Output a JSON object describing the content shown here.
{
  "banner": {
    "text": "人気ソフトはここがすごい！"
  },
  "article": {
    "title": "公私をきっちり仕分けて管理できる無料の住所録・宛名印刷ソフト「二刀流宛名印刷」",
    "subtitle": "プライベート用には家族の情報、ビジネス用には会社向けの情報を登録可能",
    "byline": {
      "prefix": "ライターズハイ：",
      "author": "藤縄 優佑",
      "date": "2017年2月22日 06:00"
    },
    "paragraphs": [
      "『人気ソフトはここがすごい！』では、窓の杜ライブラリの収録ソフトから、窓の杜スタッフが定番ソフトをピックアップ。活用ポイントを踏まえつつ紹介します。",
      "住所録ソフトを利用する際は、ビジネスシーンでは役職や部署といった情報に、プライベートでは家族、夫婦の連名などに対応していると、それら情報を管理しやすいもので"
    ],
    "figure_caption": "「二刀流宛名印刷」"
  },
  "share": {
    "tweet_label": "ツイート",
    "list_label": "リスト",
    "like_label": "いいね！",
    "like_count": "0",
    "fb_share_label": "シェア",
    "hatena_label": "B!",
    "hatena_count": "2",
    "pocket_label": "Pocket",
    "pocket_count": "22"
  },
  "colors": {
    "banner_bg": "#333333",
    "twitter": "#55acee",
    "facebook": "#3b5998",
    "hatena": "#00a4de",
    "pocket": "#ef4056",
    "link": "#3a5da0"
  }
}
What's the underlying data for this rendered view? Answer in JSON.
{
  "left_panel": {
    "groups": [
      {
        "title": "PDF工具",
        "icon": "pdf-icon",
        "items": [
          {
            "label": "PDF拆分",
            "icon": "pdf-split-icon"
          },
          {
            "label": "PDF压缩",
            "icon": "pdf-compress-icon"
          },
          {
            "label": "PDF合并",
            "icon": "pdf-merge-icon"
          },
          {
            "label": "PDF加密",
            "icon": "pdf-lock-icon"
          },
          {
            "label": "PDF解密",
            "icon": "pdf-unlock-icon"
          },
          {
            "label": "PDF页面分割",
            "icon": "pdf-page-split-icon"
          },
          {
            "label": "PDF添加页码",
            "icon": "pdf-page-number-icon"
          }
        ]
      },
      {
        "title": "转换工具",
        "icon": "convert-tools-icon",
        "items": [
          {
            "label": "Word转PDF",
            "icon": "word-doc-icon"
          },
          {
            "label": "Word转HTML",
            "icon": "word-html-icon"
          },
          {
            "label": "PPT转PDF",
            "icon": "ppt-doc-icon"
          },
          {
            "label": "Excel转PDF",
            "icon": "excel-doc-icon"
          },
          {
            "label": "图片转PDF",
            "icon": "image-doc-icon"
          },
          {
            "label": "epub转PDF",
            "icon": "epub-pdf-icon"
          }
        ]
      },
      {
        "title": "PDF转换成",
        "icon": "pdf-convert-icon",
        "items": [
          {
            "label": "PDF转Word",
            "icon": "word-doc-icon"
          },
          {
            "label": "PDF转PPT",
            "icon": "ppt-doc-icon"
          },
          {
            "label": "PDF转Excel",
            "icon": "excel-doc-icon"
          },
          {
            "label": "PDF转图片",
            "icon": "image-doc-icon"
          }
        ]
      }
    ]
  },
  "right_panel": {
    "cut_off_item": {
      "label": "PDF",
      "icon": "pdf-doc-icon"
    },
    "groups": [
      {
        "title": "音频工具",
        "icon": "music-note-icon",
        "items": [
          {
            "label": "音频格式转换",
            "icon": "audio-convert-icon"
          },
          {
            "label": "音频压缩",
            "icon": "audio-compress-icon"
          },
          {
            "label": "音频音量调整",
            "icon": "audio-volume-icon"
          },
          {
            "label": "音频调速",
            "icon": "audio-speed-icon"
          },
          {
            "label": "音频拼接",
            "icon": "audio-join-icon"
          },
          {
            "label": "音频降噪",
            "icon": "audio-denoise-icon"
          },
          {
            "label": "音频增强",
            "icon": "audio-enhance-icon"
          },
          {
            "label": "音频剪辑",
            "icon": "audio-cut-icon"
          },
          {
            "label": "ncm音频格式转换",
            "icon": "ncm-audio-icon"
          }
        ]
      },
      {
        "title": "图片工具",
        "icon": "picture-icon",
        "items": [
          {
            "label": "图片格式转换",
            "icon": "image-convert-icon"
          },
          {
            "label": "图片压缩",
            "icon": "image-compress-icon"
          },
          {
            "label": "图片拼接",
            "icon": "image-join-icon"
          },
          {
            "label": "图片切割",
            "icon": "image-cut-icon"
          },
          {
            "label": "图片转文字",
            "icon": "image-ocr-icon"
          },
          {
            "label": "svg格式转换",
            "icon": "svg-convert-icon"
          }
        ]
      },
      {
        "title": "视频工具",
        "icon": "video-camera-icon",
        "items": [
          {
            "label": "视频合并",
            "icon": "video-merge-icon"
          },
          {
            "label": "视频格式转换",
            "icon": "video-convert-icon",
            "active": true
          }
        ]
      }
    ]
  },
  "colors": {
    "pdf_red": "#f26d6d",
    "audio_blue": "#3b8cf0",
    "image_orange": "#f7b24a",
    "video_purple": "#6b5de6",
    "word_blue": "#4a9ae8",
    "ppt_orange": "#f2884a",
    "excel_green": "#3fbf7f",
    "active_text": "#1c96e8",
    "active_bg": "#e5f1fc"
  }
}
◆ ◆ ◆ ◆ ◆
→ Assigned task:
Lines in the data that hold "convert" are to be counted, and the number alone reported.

→ Solution to this exercise:
6